[Start of section]

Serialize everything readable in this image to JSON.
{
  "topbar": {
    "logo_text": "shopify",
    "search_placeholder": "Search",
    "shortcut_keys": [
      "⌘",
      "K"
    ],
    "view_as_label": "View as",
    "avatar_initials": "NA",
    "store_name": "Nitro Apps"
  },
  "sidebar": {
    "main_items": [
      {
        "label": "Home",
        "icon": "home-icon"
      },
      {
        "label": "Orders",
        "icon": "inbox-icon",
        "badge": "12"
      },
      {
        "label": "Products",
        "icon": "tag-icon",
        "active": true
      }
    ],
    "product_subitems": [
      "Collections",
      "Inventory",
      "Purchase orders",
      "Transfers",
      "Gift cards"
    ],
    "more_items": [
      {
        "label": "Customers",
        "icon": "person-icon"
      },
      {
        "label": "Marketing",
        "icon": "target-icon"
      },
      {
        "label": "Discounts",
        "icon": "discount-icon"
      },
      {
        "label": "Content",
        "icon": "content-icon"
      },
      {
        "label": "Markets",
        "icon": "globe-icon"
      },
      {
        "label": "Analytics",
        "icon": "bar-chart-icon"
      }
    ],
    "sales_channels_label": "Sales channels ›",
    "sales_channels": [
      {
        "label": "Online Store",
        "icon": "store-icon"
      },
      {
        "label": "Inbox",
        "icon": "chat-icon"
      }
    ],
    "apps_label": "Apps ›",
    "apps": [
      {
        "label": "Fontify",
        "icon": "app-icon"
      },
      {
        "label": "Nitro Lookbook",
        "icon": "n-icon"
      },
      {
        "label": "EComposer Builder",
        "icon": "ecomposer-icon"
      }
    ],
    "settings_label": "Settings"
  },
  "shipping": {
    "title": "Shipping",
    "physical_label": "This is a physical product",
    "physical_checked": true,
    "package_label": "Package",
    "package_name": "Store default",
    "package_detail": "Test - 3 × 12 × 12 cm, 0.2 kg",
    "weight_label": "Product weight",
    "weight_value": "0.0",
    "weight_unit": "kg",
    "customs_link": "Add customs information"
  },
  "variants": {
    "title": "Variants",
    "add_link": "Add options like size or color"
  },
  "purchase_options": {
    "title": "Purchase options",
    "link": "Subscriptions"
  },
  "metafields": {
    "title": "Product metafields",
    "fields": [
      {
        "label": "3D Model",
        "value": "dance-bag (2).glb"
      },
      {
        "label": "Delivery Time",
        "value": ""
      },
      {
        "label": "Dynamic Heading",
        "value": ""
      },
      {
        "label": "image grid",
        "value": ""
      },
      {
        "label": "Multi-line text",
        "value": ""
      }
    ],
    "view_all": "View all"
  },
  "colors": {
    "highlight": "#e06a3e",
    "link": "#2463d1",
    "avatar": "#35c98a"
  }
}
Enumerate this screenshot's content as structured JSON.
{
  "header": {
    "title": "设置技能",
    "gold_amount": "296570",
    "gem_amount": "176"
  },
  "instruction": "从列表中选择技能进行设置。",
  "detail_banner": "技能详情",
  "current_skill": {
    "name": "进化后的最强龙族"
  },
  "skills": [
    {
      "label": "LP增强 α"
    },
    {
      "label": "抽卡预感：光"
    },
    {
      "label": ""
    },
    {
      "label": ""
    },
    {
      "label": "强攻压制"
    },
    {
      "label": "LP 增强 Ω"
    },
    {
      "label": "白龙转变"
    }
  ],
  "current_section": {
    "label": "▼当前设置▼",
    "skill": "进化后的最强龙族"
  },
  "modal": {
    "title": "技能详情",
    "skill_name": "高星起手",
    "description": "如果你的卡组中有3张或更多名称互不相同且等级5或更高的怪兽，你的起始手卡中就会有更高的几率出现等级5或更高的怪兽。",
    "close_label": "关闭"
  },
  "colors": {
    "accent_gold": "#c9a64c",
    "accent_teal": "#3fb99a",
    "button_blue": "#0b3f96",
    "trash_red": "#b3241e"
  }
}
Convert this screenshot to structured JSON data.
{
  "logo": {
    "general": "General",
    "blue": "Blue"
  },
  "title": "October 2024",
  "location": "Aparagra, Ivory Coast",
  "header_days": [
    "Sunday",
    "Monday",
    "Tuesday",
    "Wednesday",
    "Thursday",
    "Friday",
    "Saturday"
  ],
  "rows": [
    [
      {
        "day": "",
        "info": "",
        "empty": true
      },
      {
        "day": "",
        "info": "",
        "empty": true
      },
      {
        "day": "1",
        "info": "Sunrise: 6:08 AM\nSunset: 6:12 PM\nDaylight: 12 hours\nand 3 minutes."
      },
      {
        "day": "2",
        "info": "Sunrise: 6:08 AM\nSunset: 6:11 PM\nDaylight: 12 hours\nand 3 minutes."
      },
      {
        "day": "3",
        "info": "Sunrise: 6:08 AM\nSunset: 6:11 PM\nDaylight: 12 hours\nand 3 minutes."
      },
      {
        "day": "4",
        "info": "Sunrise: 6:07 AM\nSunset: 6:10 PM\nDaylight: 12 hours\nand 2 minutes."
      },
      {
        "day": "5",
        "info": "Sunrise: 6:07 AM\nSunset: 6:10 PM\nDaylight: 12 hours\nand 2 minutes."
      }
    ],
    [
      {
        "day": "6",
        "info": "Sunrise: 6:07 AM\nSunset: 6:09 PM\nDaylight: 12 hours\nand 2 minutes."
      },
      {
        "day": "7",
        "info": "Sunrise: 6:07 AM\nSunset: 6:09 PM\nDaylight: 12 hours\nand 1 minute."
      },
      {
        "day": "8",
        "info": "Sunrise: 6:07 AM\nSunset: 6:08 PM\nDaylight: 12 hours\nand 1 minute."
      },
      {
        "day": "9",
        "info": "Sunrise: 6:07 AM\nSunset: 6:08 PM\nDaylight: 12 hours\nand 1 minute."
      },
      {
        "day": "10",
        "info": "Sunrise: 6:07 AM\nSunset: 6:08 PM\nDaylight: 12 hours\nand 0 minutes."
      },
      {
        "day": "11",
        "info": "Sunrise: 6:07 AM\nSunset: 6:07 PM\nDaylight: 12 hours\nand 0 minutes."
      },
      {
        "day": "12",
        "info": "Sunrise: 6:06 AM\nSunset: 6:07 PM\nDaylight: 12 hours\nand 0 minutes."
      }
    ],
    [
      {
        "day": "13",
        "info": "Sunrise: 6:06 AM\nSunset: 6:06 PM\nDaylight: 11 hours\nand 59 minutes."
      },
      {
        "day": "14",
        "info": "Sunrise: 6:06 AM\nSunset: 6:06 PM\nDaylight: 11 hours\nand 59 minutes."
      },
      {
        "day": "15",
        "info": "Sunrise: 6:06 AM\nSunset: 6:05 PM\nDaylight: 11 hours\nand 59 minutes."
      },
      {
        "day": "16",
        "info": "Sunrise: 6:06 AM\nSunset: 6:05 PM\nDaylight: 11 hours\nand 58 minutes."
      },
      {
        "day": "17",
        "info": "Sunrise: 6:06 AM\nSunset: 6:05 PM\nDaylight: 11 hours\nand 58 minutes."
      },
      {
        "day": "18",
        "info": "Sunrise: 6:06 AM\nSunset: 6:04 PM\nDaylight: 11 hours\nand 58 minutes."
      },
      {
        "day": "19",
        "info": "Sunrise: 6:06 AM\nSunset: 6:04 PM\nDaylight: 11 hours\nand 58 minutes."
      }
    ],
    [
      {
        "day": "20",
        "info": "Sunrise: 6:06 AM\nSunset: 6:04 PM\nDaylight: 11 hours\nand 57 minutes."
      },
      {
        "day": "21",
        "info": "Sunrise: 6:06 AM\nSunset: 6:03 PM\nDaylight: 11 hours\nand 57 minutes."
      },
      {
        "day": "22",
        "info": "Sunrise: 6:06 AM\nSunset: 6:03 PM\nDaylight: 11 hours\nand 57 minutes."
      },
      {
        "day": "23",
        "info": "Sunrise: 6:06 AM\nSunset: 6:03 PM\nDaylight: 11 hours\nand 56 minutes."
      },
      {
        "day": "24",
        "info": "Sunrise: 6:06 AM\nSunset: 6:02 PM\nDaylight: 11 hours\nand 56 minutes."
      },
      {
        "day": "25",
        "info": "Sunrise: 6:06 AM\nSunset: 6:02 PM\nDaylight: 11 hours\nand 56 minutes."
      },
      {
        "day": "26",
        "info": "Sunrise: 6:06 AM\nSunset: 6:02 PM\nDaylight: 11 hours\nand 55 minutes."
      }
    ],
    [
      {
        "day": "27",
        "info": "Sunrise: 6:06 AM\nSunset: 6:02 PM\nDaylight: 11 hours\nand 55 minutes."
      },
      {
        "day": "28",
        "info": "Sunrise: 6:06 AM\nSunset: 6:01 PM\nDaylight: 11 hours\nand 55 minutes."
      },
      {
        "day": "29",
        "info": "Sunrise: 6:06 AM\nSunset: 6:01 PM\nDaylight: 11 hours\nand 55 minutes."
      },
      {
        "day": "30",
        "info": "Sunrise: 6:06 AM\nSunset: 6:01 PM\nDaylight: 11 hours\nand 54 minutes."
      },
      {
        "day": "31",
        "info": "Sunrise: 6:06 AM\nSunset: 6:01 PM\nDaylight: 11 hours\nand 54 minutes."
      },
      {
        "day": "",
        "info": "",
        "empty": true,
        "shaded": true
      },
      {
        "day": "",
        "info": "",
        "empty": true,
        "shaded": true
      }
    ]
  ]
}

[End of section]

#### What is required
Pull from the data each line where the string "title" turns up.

#### Task answer
    "title": "Shipping",
    "title": "Variants",
    "title": "Purchase options",
    "title": "Product metafields",
    "title": "设置技能",
    "title": "技能详情",
  "title": "October 2024",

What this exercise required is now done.